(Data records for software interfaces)
[Start of section]
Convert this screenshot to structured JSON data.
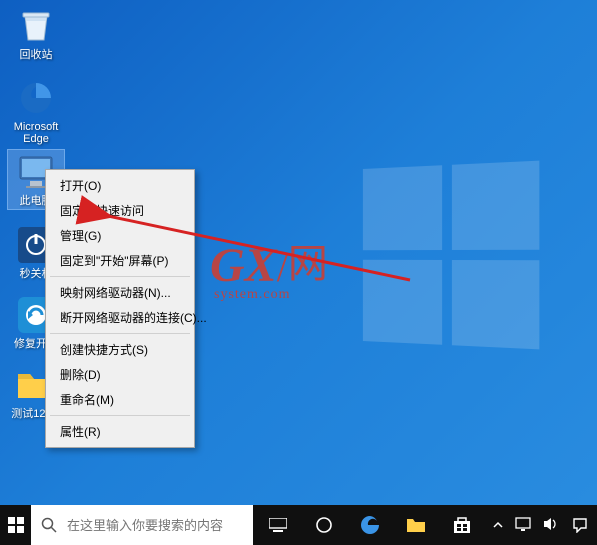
{
  "desktop": {
    "icons": {
      "recycle": {
        "label": "回收站"
      },
      "edge": {
        "label": "Microsoft Edge"
      },
      "this_pc": {
        "label": "此电脑"
      },
      "miaoguan": {
        "label": "秒关机"
      },
      "fix_boot": {
        "label": "修复开机"
      },
      "folder": {
        "label": "测试123..."
      }
    }
  },
  "context_menu": {
    "open": "打开(O)",
    "pin_quick": "固定到快速访问",
    "manage": "管理(G)",
    "pin_start": "固定到\"开始\"屏幕(P)",
    "map_drive": "映射网络驱动器(N)...",
    "disconnect_drive": "断开网络驱动器的连接(C)...",
    "create_shortcut": "创建快捷方式(S)",
    "delete": "删除(D)",
    "rename": "重命名(M)",
    "properties": "属性(R)"
  },
  "taskbar": {
    "search_placeholder": "在这里输入你要搜索的内容"
  },
  "watermark": {
    "brand_left": "GX",
    "brand_slash": "/",
    "brand_right": "网",
    "subtitle": "system.com",
    "full_left": "G"
  }
}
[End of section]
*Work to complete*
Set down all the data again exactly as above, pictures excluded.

*Exercise answer*
Convert this screenshot to structured JSON data.
{
  "desktop": {
    "icons": {
      "recycle": {
        "label": "回收站"
      },
      "edge": {
        "label": "Microsoft Edge"
      },
      "this_pc": {
        "label": "此电脑"
      },
      "miaoguan": {
        "label": "秒关机"
      },
      "fix_boot": {
        "label": "修复开机"
      },
      "folder": {
        "label": "测试123..."
      }
    }
  },
  "context_menu": {
    "open": "打开(O)",
    "pin_quick": "固定到快速访问",
    "manage": "管理(G)",
    "pin_start": "固定到\"开始\"屏幕(P)",
    "map_drive": "映射网络驱动器(N)...",
    "disconnect_drive": "断开网络驱动器的连接(C)...",
    "create_shortcut": "创建快捷方式(S)",
    "delete": "删除(D)",
    "rename": "重命名(M)",
    "properties": "属性(R)"
  },
  "taskbar": {
    "search_placeholder": "在这里输入你要搜索的内容"
  },
  "watermark": {
    "brand_left": "GX",
    "brand_slash": "/",
    "brand_right": "网",
    "subtitle": "system.com",
    "full_left": "G"
  }
}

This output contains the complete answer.